Extracted records =
-*-*-

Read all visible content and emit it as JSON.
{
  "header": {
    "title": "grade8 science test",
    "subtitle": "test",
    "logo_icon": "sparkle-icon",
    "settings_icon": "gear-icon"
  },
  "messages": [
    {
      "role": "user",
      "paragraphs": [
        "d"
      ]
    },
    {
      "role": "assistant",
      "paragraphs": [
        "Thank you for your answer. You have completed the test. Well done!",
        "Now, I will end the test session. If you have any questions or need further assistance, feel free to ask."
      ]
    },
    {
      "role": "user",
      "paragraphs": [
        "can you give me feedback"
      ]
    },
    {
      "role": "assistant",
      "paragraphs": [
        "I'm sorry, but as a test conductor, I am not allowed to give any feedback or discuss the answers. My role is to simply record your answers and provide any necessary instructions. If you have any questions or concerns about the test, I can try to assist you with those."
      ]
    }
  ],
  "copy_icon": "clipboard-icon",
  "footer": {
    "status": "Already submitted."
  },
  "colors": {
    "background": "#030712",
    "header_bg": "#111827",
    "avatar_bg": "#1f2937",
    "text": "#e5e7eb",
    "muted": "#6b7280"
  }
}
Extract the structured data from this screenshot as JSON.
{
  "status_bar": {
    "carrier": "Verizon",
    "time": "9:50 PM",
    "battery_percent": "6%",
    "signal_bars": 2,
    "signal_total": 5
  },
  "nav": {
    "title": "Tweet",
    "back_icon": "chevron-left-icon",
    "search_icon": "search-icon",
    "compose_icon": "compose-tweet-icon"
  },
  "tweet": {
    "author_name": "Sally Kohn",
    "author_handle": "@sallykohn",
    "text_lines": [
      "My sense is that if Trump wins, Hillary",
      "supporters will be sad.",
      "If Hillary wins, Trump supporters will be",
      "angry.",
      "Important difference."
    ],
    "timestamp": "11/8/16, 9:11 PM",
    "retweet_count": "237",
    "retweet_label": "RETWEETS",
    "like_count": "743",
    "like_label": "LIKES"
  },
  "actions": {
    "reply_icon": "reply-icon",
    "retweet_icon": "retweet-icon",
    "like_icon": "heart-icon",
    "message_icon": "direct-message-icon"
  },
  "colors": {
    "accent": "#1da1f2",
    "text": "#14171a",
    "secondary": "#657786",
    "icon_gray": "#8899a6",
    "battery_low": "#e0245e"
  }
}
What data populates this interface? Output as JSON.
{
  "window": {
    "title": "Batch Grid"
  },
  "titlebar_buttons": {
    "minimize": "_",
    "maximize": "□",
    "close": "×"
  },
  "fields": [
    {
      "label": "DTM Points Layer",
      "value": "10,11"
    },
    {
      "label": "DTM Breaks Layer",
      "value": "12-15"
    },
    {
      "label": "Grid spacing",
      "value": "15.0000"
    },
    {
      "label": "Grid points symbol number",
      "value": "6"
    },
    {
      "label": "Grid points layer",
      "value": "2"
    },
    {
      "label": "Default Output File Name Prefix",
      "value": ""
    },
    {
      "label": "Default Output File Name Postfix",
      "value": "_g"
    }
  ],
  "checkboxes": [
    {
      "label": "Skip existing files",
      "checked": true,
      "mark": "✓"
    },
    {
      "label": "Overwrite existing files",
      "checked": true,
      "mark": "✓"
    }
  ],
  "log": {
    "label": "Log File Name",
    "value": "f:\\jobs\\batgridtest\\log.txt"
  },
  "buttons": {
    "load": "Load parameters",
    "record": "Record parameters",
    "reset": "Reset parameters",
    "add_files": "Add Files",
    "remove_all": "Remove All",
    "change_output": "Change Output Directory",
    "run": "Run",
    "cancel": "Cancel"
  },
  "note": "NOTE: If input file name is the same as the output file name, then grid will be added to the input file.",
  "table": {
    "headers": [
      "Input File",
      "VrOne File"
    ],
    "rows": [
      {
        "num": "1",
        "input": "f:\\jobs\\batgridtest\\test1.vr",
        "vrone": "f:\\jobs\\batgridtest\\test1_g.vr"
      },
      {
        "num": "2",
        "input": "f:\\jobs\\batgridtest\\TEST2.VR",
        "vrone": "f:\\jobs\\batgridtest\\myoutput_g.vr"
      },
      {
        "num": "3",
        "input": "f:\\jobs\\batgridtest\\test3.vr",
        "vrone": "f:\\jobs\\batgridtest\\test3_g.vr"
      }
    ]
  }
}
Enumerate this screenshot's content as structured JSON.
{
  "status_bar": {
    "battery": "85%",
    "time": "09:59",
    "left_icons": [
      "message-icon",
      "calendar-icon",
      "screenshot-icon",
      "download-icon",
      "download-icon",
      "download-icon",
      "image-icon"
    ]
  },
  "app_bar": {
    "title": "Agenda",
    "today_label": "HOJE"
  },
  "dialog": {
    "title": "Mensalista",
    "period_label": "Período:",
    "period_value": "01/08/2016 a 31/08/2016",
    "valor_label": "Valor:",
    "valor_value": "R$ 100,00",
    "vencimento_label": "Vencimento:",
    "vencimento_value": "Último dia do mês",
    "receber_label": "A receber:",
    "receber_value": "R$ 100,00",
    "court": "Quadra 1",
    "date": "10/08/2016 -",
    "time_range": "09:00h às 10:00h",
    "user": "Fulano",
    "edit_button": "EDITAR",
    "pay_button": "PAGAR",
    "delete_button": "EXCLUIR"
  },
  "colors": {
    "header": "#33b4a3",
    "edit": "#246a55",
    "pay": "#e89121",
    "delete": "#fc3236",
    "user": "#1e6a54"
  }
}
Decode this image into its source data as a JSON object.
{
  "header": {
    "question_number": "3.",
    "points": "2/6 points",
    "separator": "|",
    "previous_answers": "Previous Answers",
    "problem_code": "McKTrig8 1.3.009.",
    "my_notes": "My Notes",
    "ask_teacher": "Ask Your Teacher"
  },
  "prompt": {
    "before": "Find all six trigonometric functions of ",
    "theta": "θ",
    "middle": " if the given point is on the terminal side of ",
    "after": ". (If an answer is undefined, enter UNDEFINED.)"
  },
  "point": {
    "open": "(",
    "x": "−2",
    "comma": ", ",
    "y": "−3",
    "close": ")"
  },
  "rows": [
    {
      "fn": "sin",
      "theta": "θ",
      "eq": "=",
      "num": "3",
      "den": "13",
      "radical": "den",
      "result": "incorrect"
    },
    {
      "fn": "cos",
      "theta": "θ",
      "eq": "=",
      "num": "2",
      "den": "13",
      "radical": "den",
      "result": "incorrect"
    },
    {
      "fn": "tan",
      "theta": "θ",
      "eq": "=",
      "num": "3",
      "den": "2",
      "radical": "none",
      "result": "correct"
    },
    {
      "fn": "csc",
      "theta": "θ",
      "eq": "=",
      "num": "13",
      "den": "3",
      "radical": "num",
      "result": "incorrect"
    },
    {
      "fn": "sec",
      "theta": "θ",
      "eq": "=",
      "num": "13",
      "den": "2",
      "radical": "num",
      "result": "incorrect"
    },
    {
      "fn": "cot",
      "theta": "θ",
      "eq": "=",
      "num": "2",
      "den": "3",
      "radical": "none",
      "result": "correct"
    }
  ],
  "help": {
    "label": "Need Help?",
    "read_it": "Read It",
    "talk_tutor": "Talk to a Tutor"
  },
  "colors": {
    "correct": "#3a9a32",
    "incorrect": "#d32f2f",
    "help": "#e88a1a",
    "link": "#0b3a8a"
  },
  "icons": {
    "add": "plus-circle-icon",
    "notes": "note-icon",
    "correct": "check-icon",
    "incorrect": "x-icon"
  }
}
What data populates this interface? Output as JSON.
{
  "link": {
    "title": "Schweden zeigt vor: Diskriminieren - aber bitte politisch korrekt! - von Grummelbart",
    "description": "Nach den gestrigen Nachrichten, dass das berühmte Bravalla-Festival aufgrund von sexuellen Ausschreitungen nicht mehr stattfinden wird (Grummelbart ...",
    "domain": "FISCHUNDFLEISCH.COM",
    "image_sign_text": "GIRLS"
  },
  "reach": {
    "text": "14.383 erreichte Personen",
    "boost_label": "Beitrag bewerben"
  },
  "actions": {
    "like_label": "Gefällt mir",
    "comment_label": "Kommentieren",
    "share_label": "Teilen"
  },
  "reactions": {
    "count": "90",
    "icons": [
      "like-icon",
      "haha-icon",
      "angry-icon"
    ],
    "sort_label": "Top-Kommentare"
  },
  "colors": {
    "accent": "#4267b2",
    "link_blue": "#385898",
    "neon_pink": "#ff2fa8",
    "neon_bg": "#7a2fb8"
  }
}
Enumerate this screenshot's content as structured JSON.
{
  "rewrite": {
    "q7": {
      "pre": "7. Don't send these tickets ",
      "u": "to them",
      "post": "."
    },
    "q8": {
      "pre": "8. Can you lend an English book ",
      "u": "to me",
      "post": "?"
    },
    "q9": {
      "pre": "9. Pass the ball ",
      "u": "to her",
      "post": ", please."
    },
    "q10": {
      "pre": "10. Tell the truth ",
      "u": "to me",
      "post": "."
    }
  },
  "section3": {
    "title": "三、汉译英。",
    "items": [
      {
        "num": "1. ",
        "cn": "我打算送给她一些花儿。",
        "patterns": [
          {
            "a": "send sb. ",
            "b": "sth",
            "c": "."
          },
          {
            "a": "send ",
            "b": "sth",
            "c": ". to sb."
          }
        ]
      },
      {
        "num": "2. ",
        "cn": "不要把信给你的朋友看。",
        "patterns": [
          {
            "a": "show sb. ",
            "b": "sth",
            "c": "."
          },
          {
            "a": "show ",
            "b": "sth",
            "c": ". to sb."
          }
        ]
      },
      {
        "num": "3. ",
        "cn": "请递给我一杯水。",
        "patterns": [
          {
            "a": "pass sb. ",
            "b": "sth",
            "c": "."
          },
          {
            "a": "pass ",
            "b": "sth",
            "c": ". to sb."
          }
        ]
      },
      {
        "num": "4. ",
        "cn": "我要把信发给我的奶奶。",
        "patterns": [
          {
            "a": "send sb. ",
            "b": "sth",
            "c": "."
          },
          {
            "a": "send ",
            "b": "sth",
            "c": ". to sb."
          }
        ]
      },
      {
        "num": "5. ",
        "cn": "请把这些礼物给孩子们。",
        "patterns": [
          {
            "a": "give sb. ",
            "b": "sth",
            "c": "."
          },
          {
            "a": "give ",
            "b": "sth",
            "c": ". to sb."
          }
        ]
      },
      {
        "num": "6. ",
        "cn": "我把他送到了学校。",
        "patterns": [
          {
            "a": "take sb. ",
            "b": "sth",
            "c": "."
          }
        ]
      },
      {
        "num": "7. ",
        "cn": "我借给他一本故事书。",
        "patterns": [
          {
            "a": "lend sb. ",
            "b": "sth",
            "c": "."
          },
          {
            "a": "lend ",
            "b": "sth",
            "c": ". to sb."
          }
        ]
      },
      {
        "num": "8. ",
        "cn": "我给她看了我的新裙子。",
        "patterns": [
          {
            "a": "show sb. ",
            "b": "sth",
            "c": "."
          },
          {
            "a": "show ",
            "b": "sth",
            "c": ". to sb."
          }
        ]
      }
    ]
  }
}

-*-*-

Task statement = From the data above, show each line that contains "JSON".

Result of this task =
Read all visible content and emit it as JSON.
Extract the structured data from this screenshot as JSON.
What data populates this interface? Output as JSON.
Enumerate this screenshot's content as structured JSON.
Decode this image into its source data as a JSON object.
What data populates this interface? Output as JSON.
Enumerate this screenshot's content as structured JSON.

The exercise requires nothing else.